— Directions —
When the word "name" shows up in a line of the data below, copy that whole line.

— Stored items from a collection —

__________

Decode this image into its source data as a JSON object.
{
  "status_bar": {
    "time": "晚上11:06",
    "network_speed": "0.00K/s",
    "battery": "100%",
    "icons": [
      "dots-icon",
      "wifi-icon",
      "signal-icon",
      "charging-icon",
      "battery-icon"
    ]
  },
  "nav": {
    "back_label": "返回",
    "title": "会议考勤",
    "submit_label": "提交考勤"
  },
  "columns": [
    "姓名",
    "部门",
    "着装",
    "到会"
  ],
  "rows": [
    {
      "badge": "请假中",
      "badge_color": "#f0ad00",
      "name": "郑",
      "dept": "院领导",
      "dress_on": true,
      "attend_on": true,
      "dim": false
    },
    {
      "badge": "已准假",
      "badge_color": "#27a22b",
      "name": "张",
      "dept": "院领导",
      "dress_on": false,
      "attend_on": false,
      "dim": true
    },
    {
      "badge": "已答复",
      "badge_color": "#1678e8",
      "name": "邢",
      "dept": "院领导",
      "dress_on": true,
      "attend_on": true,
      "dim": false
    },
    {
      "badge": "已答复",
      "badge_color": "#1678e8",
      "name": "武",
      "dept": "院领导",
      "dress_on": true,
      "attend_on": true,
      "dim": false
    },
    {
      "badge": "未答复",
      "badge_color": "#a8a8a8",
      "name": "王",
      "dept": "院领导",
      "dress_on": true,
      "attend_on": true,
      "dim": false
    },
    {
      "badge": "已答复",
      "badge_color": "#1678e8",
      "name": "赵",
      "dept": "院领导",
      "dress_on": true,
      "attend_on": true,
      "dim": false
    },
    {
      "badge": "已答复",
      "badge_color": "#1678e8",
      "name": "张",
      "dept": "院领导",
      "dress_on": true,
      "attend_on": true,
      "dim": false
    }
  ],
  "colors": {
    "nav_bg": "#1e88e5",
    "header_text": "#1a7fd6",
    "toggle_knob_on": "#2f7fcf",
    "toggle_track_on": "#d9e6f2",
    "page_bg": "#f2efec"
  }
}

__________

— Written response —
      "name": "郑",
      "name": "张",
      "name": "邢",
      "name": "武",
      "name": "王",
      "name": "赵",
      "name": "张",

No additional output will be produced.